A complete answer lists every line of the entries below where the string "Documents" appears.

Component data from apps and pages
————

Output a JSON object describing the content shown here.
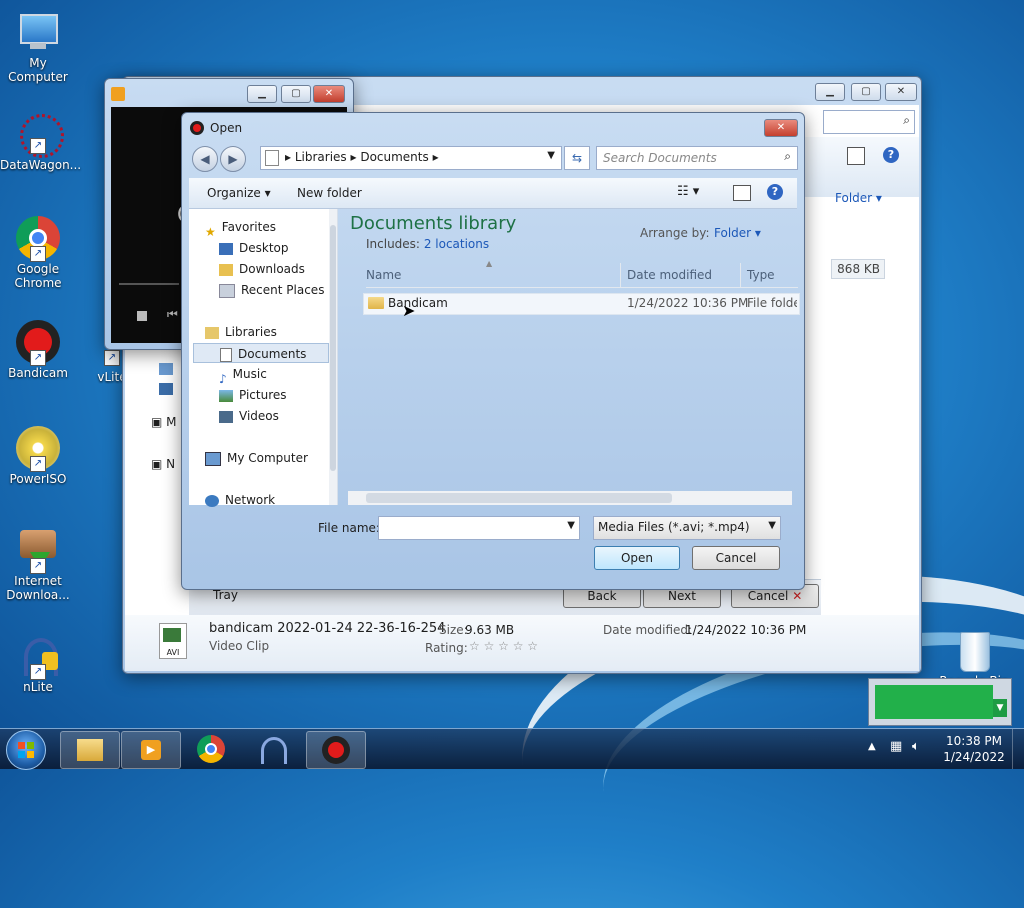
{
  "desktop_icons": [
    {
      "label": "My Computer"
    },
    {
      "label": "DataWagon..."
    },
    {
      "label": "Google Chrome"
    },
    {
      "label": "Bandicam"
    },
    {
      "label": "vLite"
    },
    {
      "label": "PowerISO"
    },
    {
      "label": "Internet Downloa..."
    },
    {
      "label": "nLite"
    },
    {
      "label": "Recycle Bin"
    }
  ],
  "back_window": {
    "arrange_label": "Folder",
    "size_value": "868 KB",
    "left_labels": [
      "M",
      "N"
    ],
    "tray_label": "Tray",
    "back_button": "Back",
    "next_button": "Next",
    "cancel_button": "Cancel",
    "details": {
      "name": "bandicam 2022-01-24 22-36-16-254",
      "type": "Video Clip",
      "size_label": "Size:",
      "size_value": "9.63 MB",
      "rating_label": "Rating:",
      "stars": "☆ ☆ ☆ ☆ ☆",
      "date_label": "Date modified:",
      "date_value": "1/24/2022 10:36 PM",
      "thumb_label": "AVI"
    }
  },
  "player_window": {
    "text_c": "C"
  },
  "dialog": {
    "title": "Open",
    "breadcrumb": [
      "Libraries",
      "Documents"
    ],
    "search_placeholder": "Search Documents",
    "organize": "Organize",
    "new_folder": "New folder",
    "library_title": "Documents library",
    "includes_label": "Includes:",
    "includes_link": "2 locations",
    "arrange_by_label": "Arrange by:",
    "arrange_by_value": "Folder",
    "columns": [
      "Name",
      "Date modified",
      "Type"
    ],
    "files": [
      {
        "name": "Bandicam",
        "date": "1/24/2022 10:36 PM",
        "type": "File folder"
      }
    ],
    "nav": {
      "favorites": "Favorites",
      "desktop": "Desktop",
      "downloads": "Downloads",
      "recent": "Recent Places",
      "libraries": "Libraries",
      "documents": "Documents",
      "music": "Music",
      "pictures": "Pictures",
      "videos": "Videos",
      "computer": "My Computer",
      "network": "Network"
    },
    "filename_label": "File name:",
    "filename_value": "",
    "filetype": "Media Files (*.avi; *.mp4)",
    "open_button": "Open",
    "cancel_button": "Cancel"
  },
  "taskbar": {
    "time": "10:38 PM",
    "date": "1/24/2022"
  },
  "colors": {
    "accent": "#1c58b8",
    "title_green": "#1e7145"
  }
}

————

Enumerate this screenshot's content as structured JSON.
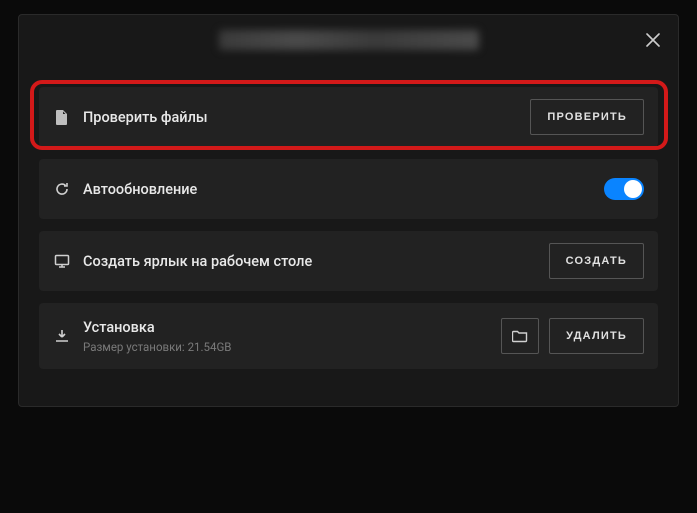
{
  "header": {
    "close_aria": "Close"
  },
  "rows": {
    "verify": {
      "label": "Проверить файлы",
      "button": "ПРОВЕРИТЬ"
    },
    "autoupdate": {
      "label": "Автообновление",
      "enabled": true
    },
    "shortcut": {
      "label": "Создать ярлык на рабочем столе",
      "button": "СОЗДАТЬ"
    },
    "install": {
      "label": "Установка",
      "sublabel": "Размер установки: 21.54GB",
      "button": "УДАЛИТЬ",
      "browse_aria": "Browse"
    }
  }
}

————

SOLVED EXERCISE:
      "Documents"
    "search_placeholder": "Search Documents",
    "library_title": "Documents library",
      "documents": "Documents",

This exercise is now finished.